Pat Klemme said...

I am grateful to Susan for allowing this uncomfortable debate to unfold on her comments, because I am learning a lot from it about feeling and beliefs from an opposite point of view.

I can relate to the feelings deeply. After B033 was passed at GC2006--a symbolic promise to all that we would pause in our slow forward motion to become GLBT inclusive--I felt abandoned by the church I grew up in. Can we all relate to that? While many GLBT faithful accepted the need to do that, some of us threw up our hands in despair and left. I did.

This morning I attended church for the first time in a long time. I raised my voice in song, prayed with renewed depth and fervor, and met at the table for Holy Eucharist with my beloved brothers and sisters in Christ.

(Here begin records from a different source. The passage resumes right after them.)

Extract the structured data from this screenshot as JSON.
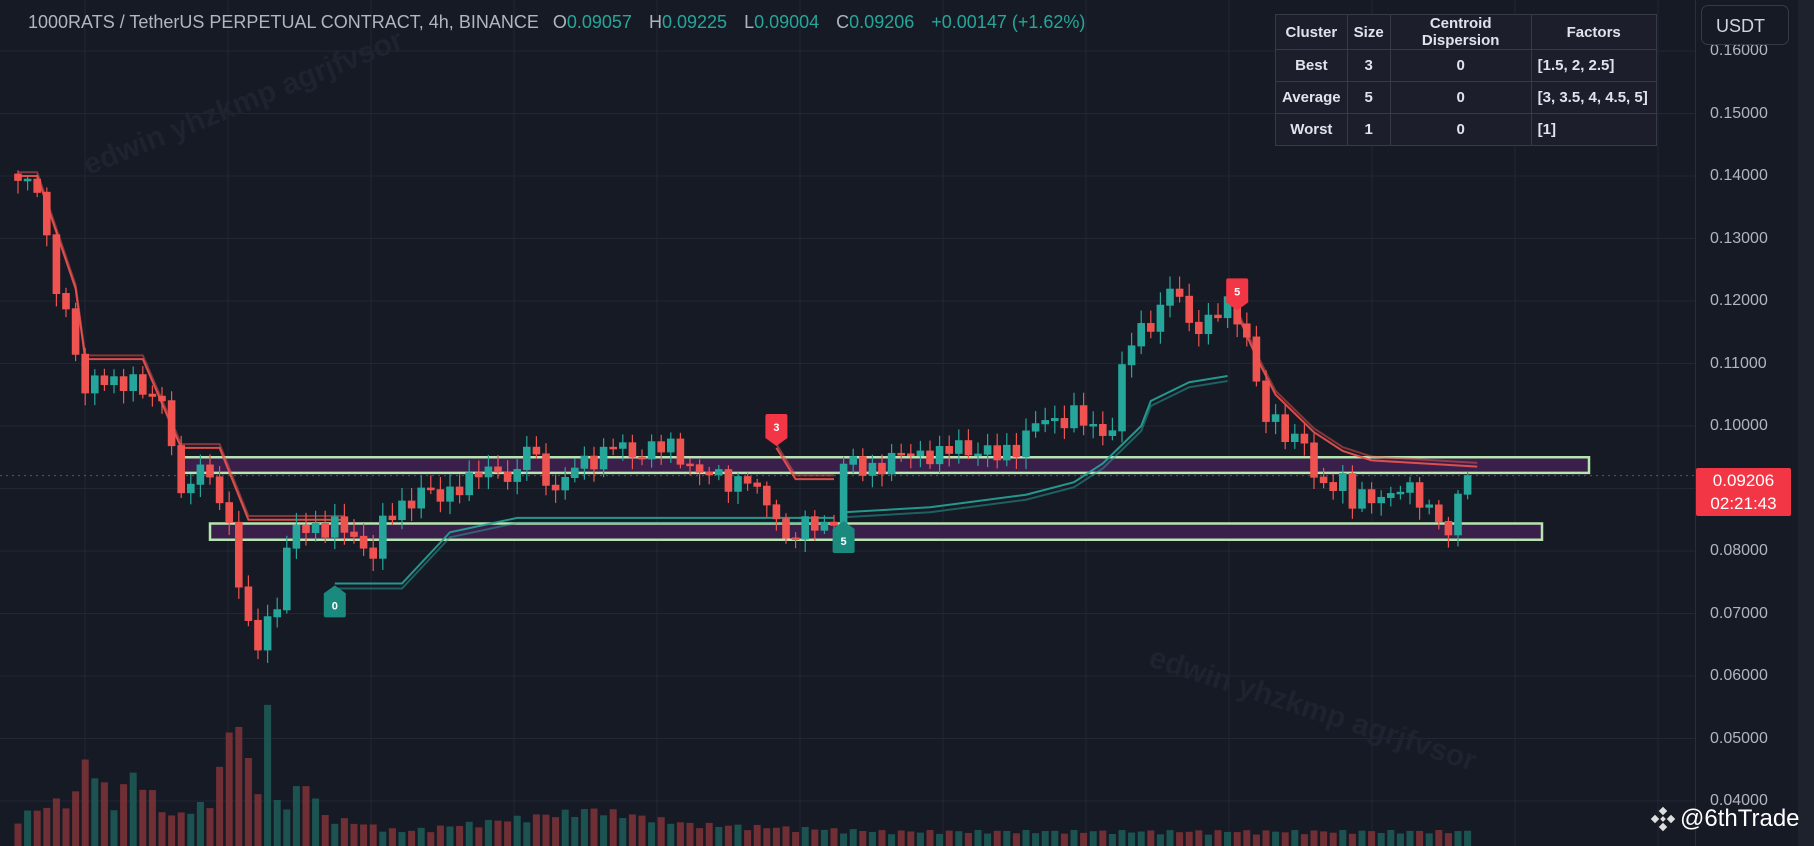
{
  "header": {
    "symbol": "1000RATS / TetherUS PERPETUAL CONTRACT, 4h, BINANCE",
    "o_label": "O",
    "o": "0.09057",
    "h_label": "H",
    "h": "0.09225",
    "l_label": "L",
    "l": "0.09004",
    "c_label": "C",
    "c": "0.09206",
    "change": "+0.00147 (+1.62%)"
  },
  "cluster_table": {
    "headers": [
      "Cluster",
      "Size",
      "Centroid Dispersion",
      "Factors"
    ],
    "rows": [
      [
        "Best",
        "3",
        "0",
        "[1.5, 2, 2.5]"
      ],
      [
        "Average",
        "5",
        "0",
        "[3, 3.5, 4, 4.5, 5]"
      ],
      [
        "Worst",
        "1",
        "0",
        "[1]"
      ]
    ]
  },
  "currency_button": "USDT",
  "price_axis": [
    "0.16000",
    "0.15000",
    "0.14000",
    "0.13000",
    "0.12000",
    "0.11000",
    "0.10000",
    "0.09000",
    "0.08000",
    "0.07000",
    "0.06000",
    "0.05000",
    "0.04000"
  ],
  "last_price": {
    "price": "0.09206",
    "countdown": "02:21:43"
  },
  "watermark": "edwin yhzkmp agrjfvsor",
  "credit": "@6thTrade",
  "colors": {
    "up": "#26a69a",
    "down": "#ef5350",
    "band_fill": "#3a1f4a",
    "band_stroke": "#b7e4b0",
    "bg": "#161a25"
  },
  "chart_data": {
    "type": "candlestick",
    "interval": "4h",
    "price_range": [
      0.035,
      0.165
    ],
    "candle_count": 152,
    "close_keypoints": [
      [
        0,
        0.1385
      ],
      [
        2,
        0.139
      ],
      [
        3,
        0.13
      ],
      [
        4,
        0.122
      ],
      [
        5,
        0.117
      ],
      [
        6,
        0.112
      ],
      [
        7,
        0.106
      ],
      [
        8,
        0.108
      ],
      [
        10,
        0.106
      ],
      [
        12,
        0.108
      ],
      [
        14,
        0.104
      ],
      [
        15,
        0.103
      ],
      [
        16,
        0.098
      ],
      [
        17,
        0.089
      ],
      [
        18,
        0.092
      ],
      [
        20,
        0.092
      ],
      [
        21,
        0.088
      ],
      [
        22,
        0.085
      ],
      [
        23,
        0.075
      ],
      [
        24,
        0.067
      ],
      [
        25,
        0.065
      ],
      [
        26,
        0.069
      ],
      [
        27,
        0.072
      ],
      [
        28,
        0.08
      ],
      [
        29,
        0.083
      ],
      [
        31,
        0.084
      ],
      [
        33,
        0.084
      ],
      [
        35,
        0.082
      ],
      [
        37,
        0.08
      ],
      [
        38,
        0.084
      ],
      [
        40,
        0.087
      ],
      [
        42,
        0.09
      ],
      [
        44,
        0.088
      ],
      [
        46,
        0.091
      ],
      [
        48,
        0.092
      ],
      [
        50,
        0.093
      ],
      [
        52,
        0.092
      ],
      [
        53,
        0.097
      ],
      [
        54,
        0.094
      ],
      [
        56,
        0.09
      ],
      [
        58,
        0.093
      ],
      [
        60,
        0.095
      ],
      [
        62,
        0.097
      ],
      [
        64,
        0.095
      ],
      [
        66,
        0.097
      ],
      [
        68,
        0.096
      ],
      [
        70,
        0.094
      ],
      [
        72,
        0.092
      ],
      [
        74,
        0.091
      ],
      [
        76,
        0.092
      ],
      [
        77,
        0.089
      ],
      [
        78,
        0.087
      ],
      [
        79,
        0.086
      ],
      [
        80,
        0.082
      ],
      [
        81,
        0.083
      ],
      [
        83,
        0.084
      ],
      [
        85,
        0.085
      ],
      [
        86,
        0.094
      ],
      [
        88,
        0.093
      ],
      [
        90,
        0.094
      ],
      [
        92,
        0.095
      ],
      [
        94,
        0.096
      ],
      [
        96,
        0.095
      ],
      [
        98,
        0.097
      ],
      [
        100,
        0.096
      ],
      [
        102,
        0.095
      ],
      [
        104,
        0.097
      ],
      [
        106,
        0.1
      ],
      [
        108,
        0.101
      ],
      [
        110,
        0.102
      ],
      [
        112,
        0.099
      ],
      [
        114,
        0.1
      ],
      [
        115,
        0.109
      ],
      [
        116,
        0.113
      ],
      [
        118,
        0.117
      ],
      [
        119,
        0.119
      ],
      [
        120,
        0.122
      ],
      [
        121,
        0.12
      ],
      [
        122,
        0.116
      ],
      [
        124,
        0.117
      ],
      [
        126,
        0.119
      ],
      [
        127,
        0.117
      ],
      [
        128,
        0.115
      ],
      [
        129,
        0.107
      ],
      [
        130,
        0.101
      ],
      [
        132,
        0.099
      ],
      [
        134,
        0.098
      ],
      [
        135,
        0.091
      ],
      [
        136,
        0.09
      ],
      [
        138,
        0.092
      ],
      [
        139,
        0.088
      ],
      [
        141,
        0.088
      ],
      [
        142,
        0.089
      ],
      [
        144,
        0.09
      ],
      [
        146,
        0.088
      ],
      [
        147,
        0.087
      ],
      [
        148,
        0.086
      ],
      [
        149,
        0.082
      ],
      [
        150,
        0.088
      ],
      [
        151,
        0.09206
      ]
    ],
    "volume_keypoints": [
      [
        0,
        0.2
      ],
      [
        6,
        0.35
      ],
      [
        7,
        0.6
      ],
      [
        10,
        0.3
      ],
      [
        12,
        0.5
      ],
      [
        16,
        0.2
      ],
      [
        20,
        0.3
      ],
      [
        22,
        0.75
      ],
      [
        23,
        0.95
      ],
      [
        24,
        0.55
      ],
      [
        25,
        0.4
      ],
      [
        26,
        0.95
      ],
      [
        27,
        0.3
      ],
      [
        28,
        0.3
      ],
      [
        30,
        0.45
      ],
      [
        32,
        0.2
      ],
      [
        40,
        0.1
      ],
      [
        60,
        0.25
      ],
      [
        65,
        0.2
      ],
      [
        70,
        0.15
      ],
      [
        90,
        0.1
      ],
      [
        110,
        0.1
      ],
      [
        151,
        0.1
      ]
    ],
    "supertrend_bear": [
      [
        [
          0,
          0.14
        ],
        [
          2,
          0.14
        ],
        [
          6,
          0.122
        ],
        [
          7,
          0.1107
        ],
        [
          13,
          0.1107
        ],
        [
          17,
          0.0965
        ],
        [
          21,
          0.0965
        ],
        [
          24,
          0.085
        ],
        [
          34,
          0.085
        ]
      ],
      [
        [
          79,
          0.0965
        ],
        [
          81,
          0.0915
        ],
        [
          85,
          0.0915
        ]
      ],
      [
        [
          127,
          0.118
        ],
        [
          129,
          0.111
        ],
        [
          131,
          0.105
        ],
        [
          135,
          0.099
        ],
        [
          138,
          0.096
        ],
        [
          141,
          0.0945
        ],
        [
          152,
          0.0935
        ]
      ]
    ],
    "supertrend_bull": [
      [
        [
          33,
          0.0748
        ],
        [
          40,
          0.0748
        ],
        [
          45,
          0.083
        ],
        [
          52,
          0.0853
        ],
        [
          85,
          0.0853
        ]
      ],
      [
        [
          86,
          0.0862
        ],
        [
          95,
          0.087
        ],
        [
          100,
          0.088
        ],
        [
          105,
          0.089
        ],
        [
          110,
          0.091
        ],
        [
          113,
          0.094
        ],
        [
          115,
          0.097
        ],
        [
          117,
          0.1
        ],
        [
          118,
          0.104
        ],
        [
          122,
          0.107
        ],
        [
          126,
          0.108
        ]
      ]
    ],
    "zones": [
      [
        0.0925,
        0.095
      ],
      [
        0.0818,
        0.0844
      ]
    ],
    "signals": [
      {
        "index": 33,
        "price": 0.0745,
        "text": "0",
        "dir": "up"
      },
      {
        "index": 79,
        "price": 0.0968,
        "text": "3",
        "dir": "down"
      },
      {
        "index": 86,
        "price": 0.0848,
        "text": "5",
        "dir": "up"
      },
      {
        "index": 127,
        "price": 0.1185,
        "text": "5",
        "dir": "down"
      }
    ]
  }
}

I was welcomed like the prodigal daughter I have been, hugged and cheered by friends, and was introduced to new friends who've joined since I departed. This is reconciliation and I'm grateful for it beyond measure. Now I must amend my life. I must commit to remaining part of the solution rather than part of the problem.

I admire the living daylights out of people who can cite chapter and verse from The Holy Bible. I cannot. I've read the Bible all my life and its teaching are part of my heart and soul. The words come to me to offer to others, even though I may not know what book, chapter, and verse I am quoting. And my simple minded scholarship is grounded in the teachings of Jesus Christ and his followers in the New Testament.

He said, "Love your neighbors as yourself." He didn't say, "Love your neighbors unless they disagree with you."

So I love you whether you go or stay. And I have felt the pain of feeling like the outcast. But the plain (and awful) truth is this: Nobody made me leave. It was my choice to pick up my ball and go home pouting. The pain of separation was very real. It was also wholly self-induced. You have that same choice.

Peace be with you, and God bless you.

WilliamK said...

LGMarshall wrote:
Be very clear... the Bible NEVER approves Slavery.

Leviticus 25:44-46. If this isn't approval, what is it?